GLENN: But if, if because now they are tying the fortunes of Barack Obama's policies to Martin Luther King. If radicalized socialism falls apart, what happens to the image of Martin Luther King? If America rejects that, will America be okay with a guy who I mean, the picture that is coming out of the White House to more and more people every day that these are radical socialists, some of them, Van Jones, a radical communist, that they believe in Chairman Mao. To quote Ron Bloom, power comes from the end of a gun. To quote Anita Dunn, my one of my favorite philosophers is Chairman Mao. If this is discredited, you've just put every chip you have on the table into the kitty. When I said to you I didn't think it would happen this fast, when I said to you, I believe it was last night, I warned about it on Monday. But last night I did a monologue where I said, Thomas Paine wrote Common Sense to convince people to declare themselves independent of the British empire. And it was a tough struggle. But the easy part, believe it or not, was declaring themselves independent and swearing to each other their lives, their fortunes and their sacred honor. The hard part was actually living that. Tuesday with Scott Brown, the easy part was 51% of the voters walking in and saying, I'm not a Republican or a Democrat, but I'm voting for Ron Brown and declaring themselves independent. And I said the system, just like the British, the system will now push back and react. Can you believe that I'm writing Crisis now, Pat? Remember when we talked about that this summer, just this couple of months ago?
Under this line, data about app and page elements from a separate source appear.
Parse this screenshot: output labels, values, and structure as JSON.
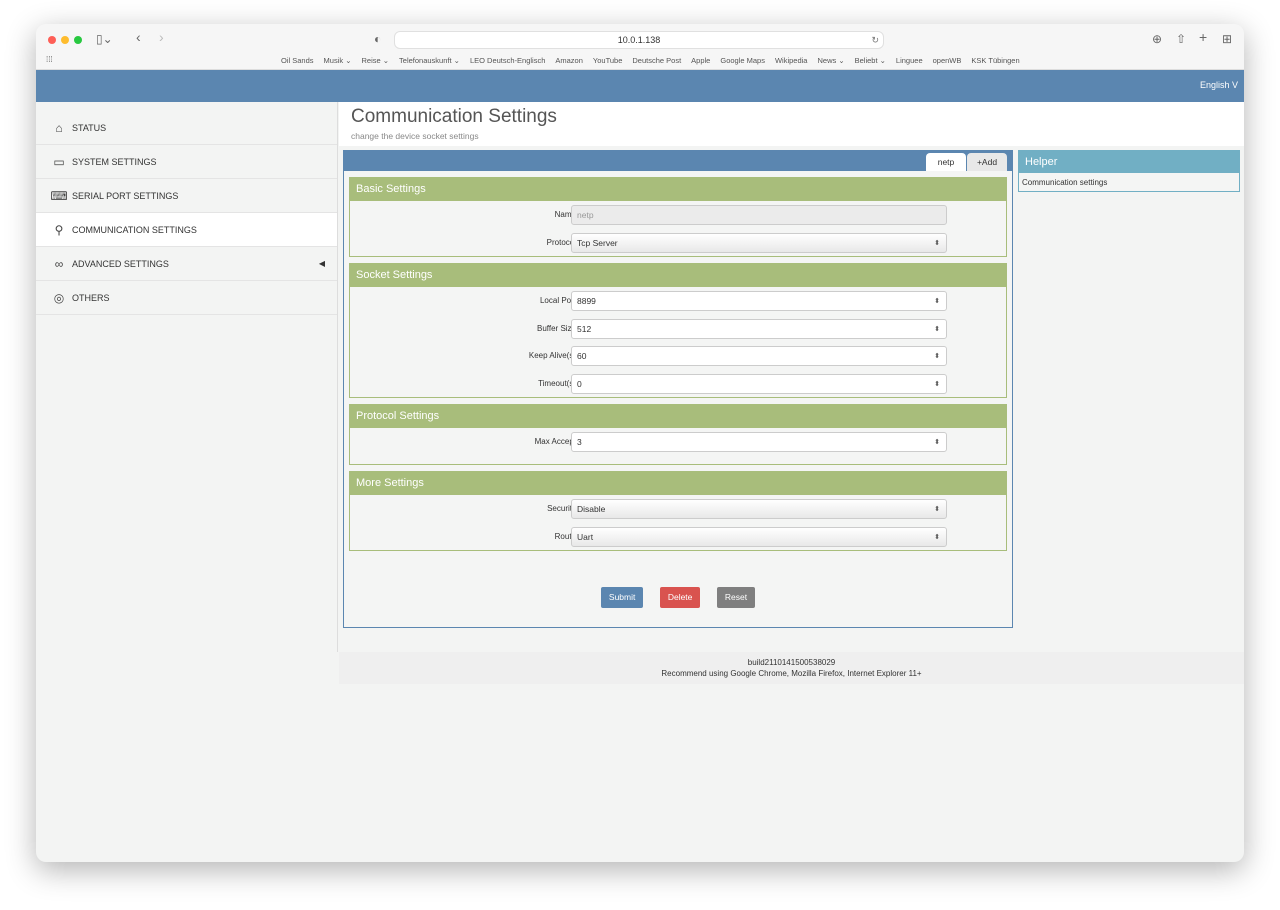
{
  "browser": {
    "url": "10.0.1.138",
    "bookmarks": [
      "Oil Sands",
      "Musik ⌄",
      "Reise ⌄",
      "Telefonauskunft ⌄",
      "LEO Deutsch-Englisch",
      "Amazon",
      "YouTube",
      "Deutsche Post",
      "Apple",
      "Google Maps",
      "Wikipedia",
      "News ⌄",
      "Beliebt ⌄",
      "Linguee",
      "openWB",
      "KSK Tübingen"
    ]
  },
  "header": {
    "language": "English V"
  },
  "sidebar": {
    "items": [
      {
        "label": "STATUS",
        "icon": "⌂"
      },
      {
        "label": "SYSTEM SETTINGS",
        "icon": "▭"
      },
      {
        "label": "SERIAL PORT SETTINGS",
        "icon": "⌨"
      },
      {
        "label": "COMMUNICATION SETTINGS",
        "icon": "⚲"
      },
      {
        "label": "ADVANCED SETTINGS",
        "icon": "∞"
      },
      {
        "label": "OTHERS",
        "icon": "◎"
      }
    ]
  },
  "page": {
    "title": "Communication Settings",
    "subtitle": "change the device socket settings"
  },
  "tabs": {
    "active": "netp",
    "add": "+Add"
  },
  "sections": {
    "basic": {
      "title": "Basic Settings",
      "name_label": "Name",
      "name_value": "netp",
      "protocol_label": "Protocol",
      "protocol_value": "Tcp Server"
    },
    "socket": {
      "title": "Socket Settings",
      "local_port_label": "Local Port",
      "local_port": "8899",
      "buffer_label": "Buffer Size",
      "buffer": "512",
      "keepalive_label": "Keep Alive(s)",
      "keepalive": "60",
      "timeout_label": "Timeout(s)",
      "timeout": "0"
    },
    "protocol": {
      "title": "Protocol Settings",
      "max_accept_label": "Max Accept",
      "max_accept": "3"
    },
    "more": {
      "title": "More Settings",
      "security_label": "Security",
      "security": "Disable",
      "route_label": "Route",
      "route": "Uart"
    }
  },
  "buttons": {
    "submit": "Submit",
    "delete": "Delete",
    "reset": "Reset"
  },
  "helper": {
    "title": "Helper",
    "text": "Communication settings"
  },
  "footer": {
    "build": "build2110141500538029",
    "recommend": "Recommend using Google Chrome, Mozilla Firefox, Internet Explorer 11+"
  },
  "colors": {
    "primary": "#5b86b0",
    "section": "#a8bd7b",
    "helper": "#71afc4",
    "danger": "#d9534f",
    "neutral": "#7f7f7f"
  }
}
Joe, you went on vacation with me and we spent a lot of time writing crisis. And I knew that it was the right thing to do, but I was thinking to myself, I mean, is it going to be relevant? Is it going to be I mean, how many times did we have this conversation? Crisis was these are the times that try men's souls. You are of no use if you are a sunshine patriot, of no use. It's one thing to say, yep, this is what I believe, when it's easy. But things got tough in the six months after signing the Declaration of Independence. Things are going to get extraordinarily difficult in America because I mean, I don't, I don't know what I don't know how to interpret this any other way. I don't know when it became politically okay to say that Martin Luther King was a radical socialist. You wouldn't even say that about President Obama. If I got on the air and said the guy is a radical socialist, which I do, they hammer me to death! Well, if it's okay that Martin Luther King was a radical socialist, why is it bad to say Barack Obama is a radical socialist? Am I reading this wrong?
PAT: I don't think so. I don't think so. We'll see.
GLENN: I'm waiting for another explanation. I
PAT: We'll see what kind of fire, if any, Julian Bond comes under. I mean, if this is totally rejected
GLENN: No, no. Let's look for the kind of fire because this is, there are booby traps from the progressive left everywhere. I can't see the booby trap on this one, but maybe there is. There are booby traps everywhere. Let's see if I come under fire from the left for reporting Julian Bond and saying, okay, this is what he said, when did radicalized, not terribly, terribly radical, to quote Julian Bond but a radical socialist, when did that become acceptable in America? If we didn't celebrate, if he wouldn't have been as celebrated today had that news come out, when did it become okay and expect us to celebrate it today? Let's see how much fire I come under for asking that question. But look out, gang. These are the times that try men's souls. The left, look at the power arrayed with the unions and everybody else on the left. They are not going to let this one slide. They may pretend that they are being more moderate, but the uber left, if they are defending and using Martin Luther King as a radical socialist icon, they are not going to back away from socialism. Back in a minute.